──────── Supplied data

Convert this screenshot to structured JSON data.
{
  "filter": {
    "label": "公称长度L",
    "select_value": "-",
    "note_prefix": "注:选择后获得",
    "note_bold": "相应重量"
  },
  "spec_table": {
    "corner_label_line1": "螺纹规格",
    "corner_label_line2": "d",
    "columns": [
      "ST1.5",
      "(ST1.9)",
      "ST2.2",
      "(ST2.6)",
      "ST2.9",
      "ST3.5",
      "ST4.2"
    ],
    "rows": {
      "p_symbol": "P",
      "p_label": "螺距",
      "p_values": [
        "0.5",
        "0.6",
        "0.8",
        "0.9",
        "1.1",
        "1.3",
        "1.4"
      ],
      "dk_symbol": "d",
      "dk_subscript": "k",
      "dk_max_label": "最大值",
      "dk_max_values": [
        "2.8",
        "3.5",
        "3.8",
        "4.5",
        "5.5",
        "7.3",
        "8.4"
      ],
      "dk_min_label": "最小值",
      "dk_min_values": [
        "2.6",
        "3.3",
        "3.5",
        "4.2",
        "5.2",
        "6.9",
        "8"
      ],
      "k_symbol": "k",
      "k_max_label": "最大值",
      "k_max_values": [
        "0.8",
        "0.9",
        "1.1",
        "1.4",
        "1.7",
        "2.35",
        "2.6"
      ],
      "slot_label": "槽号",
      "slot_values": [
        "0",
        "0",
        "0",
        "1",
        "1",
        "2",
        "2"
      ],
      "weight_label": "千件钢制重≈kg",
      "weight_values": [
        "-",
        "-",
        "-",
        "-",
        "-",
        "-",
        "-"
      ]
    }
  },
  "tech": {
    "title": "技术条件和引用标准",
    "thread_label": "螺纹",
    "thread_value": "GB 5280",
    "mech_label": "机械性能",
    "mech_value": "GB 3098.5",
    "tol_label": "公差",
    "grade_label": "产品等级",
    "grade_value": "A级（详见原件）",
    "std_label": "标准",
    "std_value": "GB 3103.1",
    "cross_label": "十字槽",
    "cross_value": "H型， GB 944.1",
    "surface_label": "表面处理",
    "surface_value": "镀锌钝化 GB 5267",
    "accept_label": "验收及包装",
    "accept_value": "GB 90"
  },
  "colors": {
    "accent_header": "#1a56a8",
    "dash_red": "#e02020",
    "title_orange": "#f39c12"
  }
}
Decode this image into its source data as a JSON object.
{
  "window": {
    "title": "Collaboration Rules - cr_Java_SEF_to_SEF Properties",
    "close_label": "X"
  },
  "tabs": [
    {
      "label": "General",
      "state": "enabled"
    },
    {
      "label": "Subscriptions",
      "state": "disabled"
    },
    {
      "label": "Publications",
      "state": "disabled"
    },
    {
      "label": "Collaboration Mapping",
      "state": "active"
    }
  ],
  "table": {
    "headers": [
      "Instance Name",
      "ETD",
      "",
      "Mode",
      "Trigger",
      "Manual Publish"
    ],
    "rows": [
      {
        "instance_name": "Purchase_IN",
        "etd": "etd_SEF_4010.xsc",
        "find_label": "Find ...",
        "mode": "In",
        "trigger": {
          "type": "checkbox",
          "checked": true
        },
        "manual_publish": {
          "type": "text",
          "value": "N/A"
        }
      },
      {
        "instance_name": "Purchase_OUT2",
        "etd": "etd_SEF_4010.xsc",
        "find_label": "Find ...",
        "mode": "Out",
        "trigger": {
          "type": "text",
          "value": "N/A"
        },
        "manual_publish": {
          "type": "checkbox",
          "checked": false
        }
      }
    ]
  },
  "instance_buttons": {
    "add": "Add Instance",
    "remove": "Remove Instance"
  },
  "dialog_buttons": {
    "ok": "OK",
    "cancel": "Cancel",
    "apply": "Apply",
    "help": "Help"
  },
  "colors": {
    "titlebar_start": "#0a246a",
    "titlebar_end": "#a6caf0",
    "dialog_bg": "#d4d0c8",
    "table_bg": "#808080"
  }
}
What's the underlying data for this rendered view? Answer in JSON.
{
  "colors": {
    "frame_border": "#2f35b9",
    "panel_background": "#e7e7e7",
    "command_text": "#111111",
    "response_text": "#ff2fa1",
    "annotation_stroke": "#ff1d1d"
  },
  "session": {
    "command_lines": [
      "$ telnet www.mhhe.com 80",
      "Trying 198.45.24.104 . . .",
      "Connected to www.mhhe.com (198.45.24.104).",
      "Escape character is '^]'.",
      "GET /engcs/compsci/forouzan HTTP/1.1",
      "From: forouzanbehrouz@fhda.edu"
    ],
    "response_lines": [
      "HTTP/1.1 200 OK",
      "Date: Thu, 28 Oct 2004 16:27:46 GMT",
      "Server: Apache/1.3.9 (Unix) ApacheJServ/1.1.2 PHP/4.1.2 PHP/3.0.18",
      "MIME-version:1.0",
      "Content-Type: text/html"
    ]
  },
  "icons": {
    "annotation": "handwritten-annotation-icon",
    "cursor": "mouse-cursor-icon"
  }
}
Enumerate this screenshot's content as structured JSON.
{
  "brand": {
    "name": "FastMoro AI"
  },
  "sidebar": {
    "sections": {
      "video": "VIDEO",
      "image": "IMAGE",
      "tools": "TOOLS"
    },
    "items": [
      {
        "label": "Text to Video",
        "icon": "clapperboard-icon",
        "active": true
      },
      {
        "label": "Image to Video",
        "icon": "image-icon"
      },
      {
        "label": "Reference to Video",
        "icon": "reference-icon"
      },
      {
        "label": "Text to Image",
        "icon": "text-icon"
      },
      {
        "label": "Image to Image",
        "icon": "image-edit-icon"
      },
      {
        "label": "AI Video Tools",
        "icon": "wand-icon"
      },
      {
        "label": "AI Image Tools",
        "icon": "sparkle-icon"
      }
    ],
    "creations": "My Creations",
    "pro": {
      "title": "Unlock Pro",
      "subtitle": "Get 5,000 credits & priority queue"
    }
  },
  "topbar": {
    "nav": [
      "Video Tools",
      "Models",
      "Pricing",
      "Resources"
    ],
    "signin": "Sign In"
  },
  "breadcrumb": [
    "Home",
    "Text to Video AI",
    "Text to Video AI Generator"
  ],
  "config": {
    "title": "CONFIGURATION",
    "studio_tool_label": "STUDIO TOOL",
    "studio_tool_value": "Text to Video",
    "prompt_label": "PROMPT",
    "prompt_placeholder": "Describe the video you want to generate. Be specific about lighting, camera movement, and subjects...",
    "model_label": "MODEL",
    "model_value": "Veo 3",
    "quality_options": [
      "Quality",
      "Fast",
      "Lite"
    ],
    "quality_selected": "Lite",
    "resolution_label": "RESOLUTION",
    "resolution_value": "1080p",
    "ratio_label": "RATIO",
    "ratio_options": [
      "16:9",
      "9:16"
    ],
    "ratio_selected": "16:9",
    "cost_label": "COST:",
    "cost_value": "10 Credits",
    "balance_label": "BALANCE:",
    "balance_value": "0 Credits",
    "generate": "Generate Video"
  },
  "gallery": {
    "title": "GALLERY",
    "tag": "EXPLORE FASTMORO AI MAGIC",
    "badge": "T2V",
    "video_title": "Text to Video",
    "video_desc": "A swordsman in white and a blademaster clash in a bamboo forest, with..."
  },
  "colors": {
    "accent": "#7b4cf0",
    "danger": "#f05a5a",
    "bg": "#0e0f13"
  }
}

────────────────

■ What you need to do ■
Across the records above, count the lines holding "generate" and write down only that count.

■ Output of the exercise ■
2